─── Input data ───

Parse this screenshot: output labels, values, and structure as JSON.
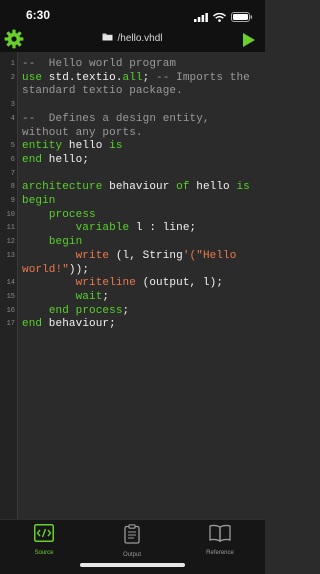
{
  "status_bar": {
    "time": "6:30"
  },
  "nav": {
    "title": "/hello.vhdl",
    "left_icon": "gear-icon",
    "right_icon": "play-icon",
    "title_icon": "folder-icon"
  },
  "colors": {
    "accent": "#6ad12a",
    "comment": "#9a9a9a",
    "keyword": "#57d12a",
    "string": "#ea7a4b",
    "plain": "#f2f2f2",
    "line_number": "#8a8a8a",
    "editor_bg": "#2b2b2b",
    "bar_bg": "#111111"
  },
  "editor": {
    "lines": [
      {
        "n": "1",
        "tokens": [
          {
            "t": "--  Hello world program",
            "k": "comment"
          }
        ]
      },
      {
        "n": "2",
        "tokens": [
          {
            "t": "use",
            "k": "keyword"
          },
          {
            "t": " std.textio.",
            "k": "plain"
          },
          {
            "t": "all",
            "k": "keyword"
          },
          {
            "t": "; ",
            "k": "plain"
          },
          {
            "t": "-- Imports the",
            "k": "comment"
          }
        ]
      },
      {
        "n": "",
        "tokens": [
          {
            "t": "standard textio package.",
            "k": "comment"
          }
        ]
      },
      {
        "n": "3",
        "tokens": []
      },
      {
        "n": "4",
        "tokens": [
          {
            "t": "--  Defines a design entity,",
            "k": "comment"
          }
        ]
      },
      {
        "n": "",
        "tokens": [
          {
            "t": "without any ports.",
            "k": "comment"
          }
        ]
      },
      {
        "n": "5",
        "tokens": [
          {
            "t": "entity",
            "k": "keyword"
          },
          {
            "t": " hello ",
            "k": "plain"
          },
          {
            "t": "is",
            "k": "keyword"
          }
        ]
      },
      {
        "n": "6",
        "tokens": [
          {
            "t": "end",
            "k": "keyword"
          },
          {
            "t": " hello;",
            "k": "plain"
          }
        ]
      },
      {
        "n": "7",
        "tokens": []
      },
      {
        "n": "8",
        "tokens": [
          {
            "t": "architecture",
            "k": "keyword"
          },
          {
            "t": " behaviour ",
            "k": "plain"
          },
          {
            "t": "of",
            "k": "keyword"
          },
          {
            "t": " hello ",
            "k": "plain"
          },
          {
            "t": "is",
            "k": "keyword"
          }
        ]
      },
      {
        "n": "9",
        "tokens": [
          {
            "t": "begin",
            "k": "keyword"
          }
        ]
      },
      {
        "n": "10",
        "tokens": [
          {
            "t": "    ",
            "k": "plain"
          },
          {
            "t": "process",
            "k": "keyword"
          }
        ]
      },
      {
        "n": "11",
        "tokens": [
          {
            "t": "        ",
            "k": "plain"
          },
          {
            "t": "variable",
            "k": "keyword"
          },
          {
            "t": " l : line;",
            "k": "plain"
          }
        ]
      },
      {
        "n": "12",
        "tokens": [
          {
            "t": "    ",
            "k": "plain"
          },
          {
            "t": "begin",
            "k": "keyword"
          }
        ]
      },
      {
        "n": "13",
        "tokens": [
          {
            "t": "        ",
            "k": "plain"
          },
          {
            "t": "write",
            "k": "string"
          },
          {
            "t": " (l, String",
            "k": "plain"
          },
          {
            "t": "'(\"Hello",
            "k": "string"
          }
        ]
      },
      {
        "n": "",
        "tokens": [
          {
            "t": "world!\"",
            "k": "string"
          },
          {
            "t": "));",
            "k": "plain"
          }
        ]
      },
      {
        "n": "14",
        "tokens": [
          {
            "t": "        ",
            "k": "plain"
          },
          {
            "t": "writeline",
            "k": "string"
          },
          {
            "t": " (output, l);",
            "k": "plain"
          }
        ]
      },
      {
        "n": "15",
        "tokens": [
          {
            "t": "        ",
            "k": "plain"
          },
          {
            "t": "wait",
            "k": "keyword"
          },
          {
            "t": ";",
            "k": "plain"
          }
        ]
      },
      {
        "n": "16",
        "tokens": [
          {
            "t": "    ",
            "k": "plain"
          },
          {
            "t": "end process",
            "k": "keyword"
          },
          {
            "t": ";",
            "k": "plain"
          }
        ]
      },
      {
        "n": "17",
        "tokens": [
          {
            "t": "end",
            "k": "keyword"
          },
          {
            "t": " behaviour;",
            "k": "plain"
          }
        ]
      }
    ]
  },
  "tabs": [
    {
      "label": "Source",
      "icon": "code-file-icon",
      "active": true
    },
    {
      "label": "Output",
      "icon": "clipboard-icon",
      "active": false
    },
    {
      "label": "Reference",
      "icon": "book-icon",
      "active": false
    }
  ]
}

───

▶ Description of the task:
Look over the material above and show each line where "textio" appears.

▶ Exercise solution:
            "t": " std.textio.",
            "t": "standard textio package.",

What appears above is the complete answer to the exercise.